• **Task statement**
The expected answer is a single number, namely how many lines in the data below hold the word "desc".
[Data records]
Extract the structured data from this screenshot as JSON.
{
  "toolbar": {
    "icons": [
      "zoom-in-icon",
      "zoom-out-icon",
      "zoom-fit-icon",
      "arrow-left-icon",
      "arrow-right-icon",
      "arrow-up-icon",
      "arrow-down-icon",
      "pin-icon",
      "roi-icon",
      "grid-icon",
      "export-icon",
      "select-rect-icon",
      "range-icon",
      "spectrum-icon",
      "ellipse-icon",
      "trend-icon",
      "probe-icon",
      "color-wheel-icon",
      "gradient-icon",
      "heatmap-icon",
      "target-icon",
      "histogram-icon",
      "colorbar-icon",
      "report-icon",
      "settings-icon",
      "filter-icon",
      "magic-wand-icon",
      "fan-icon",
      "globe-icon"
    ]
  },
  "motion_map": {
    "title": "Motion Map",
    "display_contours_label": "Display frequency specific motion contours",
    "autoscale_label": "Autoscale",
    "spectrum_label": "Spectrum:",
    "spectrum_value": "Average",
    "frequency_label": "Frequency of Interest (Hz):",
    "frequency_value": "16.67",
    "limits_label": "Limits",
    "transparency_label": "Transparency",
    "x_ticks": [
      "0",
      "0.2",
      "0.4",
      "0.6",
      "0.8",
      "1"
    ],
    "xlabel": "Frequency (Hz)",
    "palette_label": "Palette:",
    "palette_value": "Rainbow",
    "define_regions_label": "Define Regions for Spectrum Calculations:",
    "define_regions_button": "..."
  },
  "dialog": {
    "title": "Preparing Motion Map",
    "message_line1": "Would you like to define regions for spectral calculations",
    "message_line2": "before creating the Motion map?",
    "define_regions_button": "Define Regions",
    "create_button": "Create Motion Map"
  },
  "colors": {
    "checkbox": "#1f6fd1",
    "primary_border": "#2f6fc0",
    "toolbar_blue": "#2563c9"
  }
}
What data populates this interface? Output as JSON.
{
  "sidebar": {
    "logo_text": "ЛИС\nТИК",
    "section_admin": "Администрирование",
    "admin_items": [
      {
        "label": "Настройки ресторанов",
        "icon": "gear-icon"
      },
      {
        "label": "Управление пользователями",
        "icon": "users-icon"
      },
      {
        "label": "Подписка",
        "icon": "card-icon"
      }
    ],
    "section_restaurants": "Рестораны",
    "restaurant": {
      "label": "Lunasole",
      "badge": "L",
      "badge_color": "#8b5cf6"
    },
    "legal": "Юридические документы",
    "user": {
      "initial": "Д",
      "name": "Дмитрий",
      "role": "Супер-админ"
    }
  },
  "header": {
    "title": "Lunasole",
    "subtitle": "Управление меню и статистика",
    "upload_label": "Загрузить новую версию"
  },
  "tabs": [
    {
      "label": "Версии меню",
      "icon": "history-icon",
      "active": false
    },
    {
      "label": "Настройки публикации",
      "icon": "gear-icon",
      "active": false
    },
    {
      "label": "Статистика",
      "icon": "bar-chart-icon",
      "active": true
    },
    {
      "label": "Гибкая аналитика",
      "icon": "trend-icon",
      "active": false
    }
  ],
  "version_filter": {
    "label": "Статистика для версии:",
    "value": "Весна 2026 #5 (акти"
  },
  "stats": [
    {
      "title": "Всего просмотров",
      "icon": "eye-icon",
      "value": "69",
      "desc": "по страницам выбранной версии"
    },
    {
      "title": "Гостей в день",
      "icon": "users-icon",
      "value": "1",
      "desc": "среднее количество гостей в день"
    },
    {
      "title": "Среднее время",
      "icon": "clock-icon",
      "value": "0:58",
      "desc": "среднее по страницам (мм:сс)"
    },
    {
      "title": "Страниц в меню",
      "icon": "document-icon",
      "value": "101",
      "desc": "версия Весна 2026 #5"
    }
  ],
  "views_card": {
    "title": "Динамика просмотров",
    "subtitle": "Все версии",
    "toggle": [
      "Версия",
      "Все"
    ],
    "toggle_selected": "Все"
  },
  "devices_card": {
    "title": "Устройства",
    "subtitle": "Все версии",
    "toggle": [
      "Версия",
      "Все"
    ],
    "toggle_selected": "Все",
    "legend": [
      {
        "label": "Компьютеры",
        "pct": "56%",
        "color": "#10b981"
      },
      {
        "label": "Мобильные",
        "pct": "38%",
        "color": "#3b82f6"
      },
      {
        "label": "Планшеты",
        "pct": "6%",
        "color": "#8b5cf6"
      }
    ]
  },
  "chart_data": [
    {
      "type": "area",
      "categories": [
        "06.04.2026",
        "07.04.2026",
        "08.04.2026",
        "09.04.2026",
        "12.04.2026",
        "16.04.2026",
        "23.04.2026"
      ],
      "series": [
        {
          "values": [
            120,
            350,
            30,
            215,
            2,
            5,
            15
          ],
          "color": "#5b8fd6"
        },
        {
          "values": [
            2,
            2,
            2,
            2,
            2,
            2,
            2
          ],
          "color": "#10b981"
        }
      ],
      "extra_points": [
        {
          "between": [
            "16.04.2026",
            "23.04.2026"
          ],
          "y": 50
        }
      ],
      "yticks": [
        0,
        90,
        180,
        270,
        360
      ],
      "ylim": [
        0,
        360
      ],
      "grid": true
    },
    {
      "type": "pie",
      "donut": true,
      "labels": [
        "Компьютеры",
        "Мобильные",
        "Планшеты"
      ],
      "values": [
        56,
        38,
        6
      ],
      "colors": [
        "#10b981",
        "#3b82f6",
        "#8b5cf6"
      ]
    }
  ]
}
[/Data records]
• **Response area**
4